REPUBLIC, WA - Washington Attorney General Bob Ferguson responded to a letter from a Spokane prosecuting attorney, who said Initiative 1639 is void and that Ferguson should tell Washington citizens that the law is invalid.
The first part of Washington's new gun law went into effect January 1. Initiative 1639 is a broad package of new firearms restrictions.
But the only part of the law to officially kick in today is that you have to be 21 years old to buy a semi-automatic rifle.
In July, the rest of the law will start, which includes more extensive background checks for people who want to buy semi-automatic rifles, new storage rules, and a longer waiting period.
The law has been controversial ever since 60 percent of voters passed it in November.
We spoke with Chief of Police Loren Culp in Republic, WA... who has instructed his officers not to enforce I-1639, saying that it violates the Federal Constitution.
"I will not violate someone's constitutional rights because the majority of the people in the state think it's a good idea," Chief Culp stated. "1639 not only impairs, but it eliminates the constitutional rights of 18 to 21-year-olds."
On his Facebook page, Chief Culp posted a letter from Spokane County's prosecuting attorney to the current state attorney general, in which he says:
"Contrary to your normal duty to defend laws of the state of Washington, since this law is void it is your duty to advise Washington citizens it is invalid and does not need to be obeyed. You should also advise all law enforcement agencies in the state that it should not be enforced."
Attorney General Bob Ferguson recently said he's in favor of I-1639 and hopes it sparks more gun changes. His policy director, Kate Kelly, sent out Ferguson's response, which reads as follows:
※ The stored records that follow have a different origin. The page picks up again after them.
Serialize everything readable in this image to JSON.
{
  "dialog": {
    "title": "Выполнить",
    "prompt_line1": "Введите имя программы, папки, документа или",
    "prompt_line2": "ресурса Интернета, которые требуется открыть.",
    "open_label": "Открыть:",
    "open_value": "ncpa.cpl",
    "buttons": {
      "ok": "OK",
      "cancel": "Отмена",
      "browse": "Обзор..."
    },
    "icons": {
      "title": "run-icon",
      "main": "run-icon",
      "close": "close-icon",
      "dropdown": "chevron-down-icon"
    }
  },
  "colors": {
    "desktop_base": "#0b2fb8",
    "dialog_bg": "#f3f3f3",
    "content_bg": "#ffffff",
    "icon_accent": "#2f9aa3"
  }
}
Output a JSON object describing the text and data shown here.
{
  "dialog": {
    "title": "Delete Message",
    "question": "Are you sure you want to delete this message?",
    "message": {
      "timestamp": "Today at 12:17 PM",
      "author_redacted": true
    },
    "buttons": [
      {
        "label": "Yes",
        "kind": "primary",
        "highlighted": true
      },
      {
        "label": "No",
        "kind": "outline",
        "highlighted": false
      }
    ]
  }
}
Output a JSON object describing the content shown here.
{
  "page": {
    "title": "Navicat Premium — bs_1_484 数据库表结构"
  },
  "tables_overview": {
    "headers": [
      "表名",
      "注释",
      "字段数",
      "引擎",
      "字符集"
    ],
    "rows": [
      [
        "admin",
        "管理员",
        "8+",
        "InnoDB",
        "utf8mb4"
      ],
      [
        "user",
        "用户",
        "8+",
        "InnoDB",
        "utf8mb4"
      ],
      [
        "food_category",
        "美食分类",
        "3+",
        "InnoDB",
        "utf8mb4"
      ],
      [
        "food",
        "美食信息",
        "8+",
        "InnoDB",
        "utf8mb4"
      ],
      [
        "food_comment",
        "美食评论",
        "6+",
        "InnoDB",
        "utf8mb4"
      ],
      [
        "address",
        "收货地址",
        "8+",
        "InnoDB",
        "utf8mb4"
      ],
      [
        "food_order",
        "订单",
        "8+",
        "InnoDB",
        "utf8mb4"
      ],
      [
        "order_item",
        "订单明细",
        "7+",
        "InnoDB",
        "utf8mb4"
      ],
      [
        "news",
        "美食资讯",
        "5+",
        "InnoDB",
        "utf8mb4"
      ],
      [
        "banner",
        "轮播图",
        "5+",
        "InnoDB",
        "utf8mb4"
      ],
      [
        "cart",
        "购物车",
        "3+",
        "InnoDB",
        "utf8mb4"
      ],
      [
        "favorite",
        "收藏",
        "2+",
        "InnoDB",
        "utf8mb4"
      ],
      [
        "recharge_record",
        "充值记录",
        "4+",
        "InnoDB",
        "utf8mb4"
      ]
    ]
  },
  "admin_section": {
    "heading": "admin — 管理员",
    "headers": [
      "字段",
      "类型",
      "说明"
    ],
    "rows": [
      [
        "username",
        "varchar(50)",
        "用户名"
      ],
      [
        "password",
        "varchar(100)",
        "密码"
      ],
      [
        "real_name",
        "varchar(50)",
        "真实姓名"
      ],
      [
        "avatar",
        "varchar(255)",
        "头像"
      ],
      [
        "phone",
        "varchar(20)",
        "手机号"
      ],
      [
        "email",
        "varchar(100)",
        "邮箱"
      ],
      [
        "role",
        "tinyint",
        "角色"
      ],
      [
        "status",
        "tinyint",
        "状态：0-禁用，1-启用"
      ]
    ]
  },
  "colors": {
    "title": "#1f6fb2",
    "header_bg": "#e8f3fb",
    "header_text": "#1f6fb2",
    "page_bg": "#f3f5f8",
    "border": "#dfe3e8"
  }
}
"Thank you for your recent message to the Attorney General’s Office.
"We appreciate the fact that you took the time to share your thoughts regarding the constitutionality of Initiative 1639.
"Attorney General Ferguson has been clear that he is committed to protecting the legal and constitutional rights of Washingtonians, and upholding the will of the State’s voters. Our office is confident that the law is constitutional, and we intend to defend it in court.
"Thank you again for taking the time to contact us."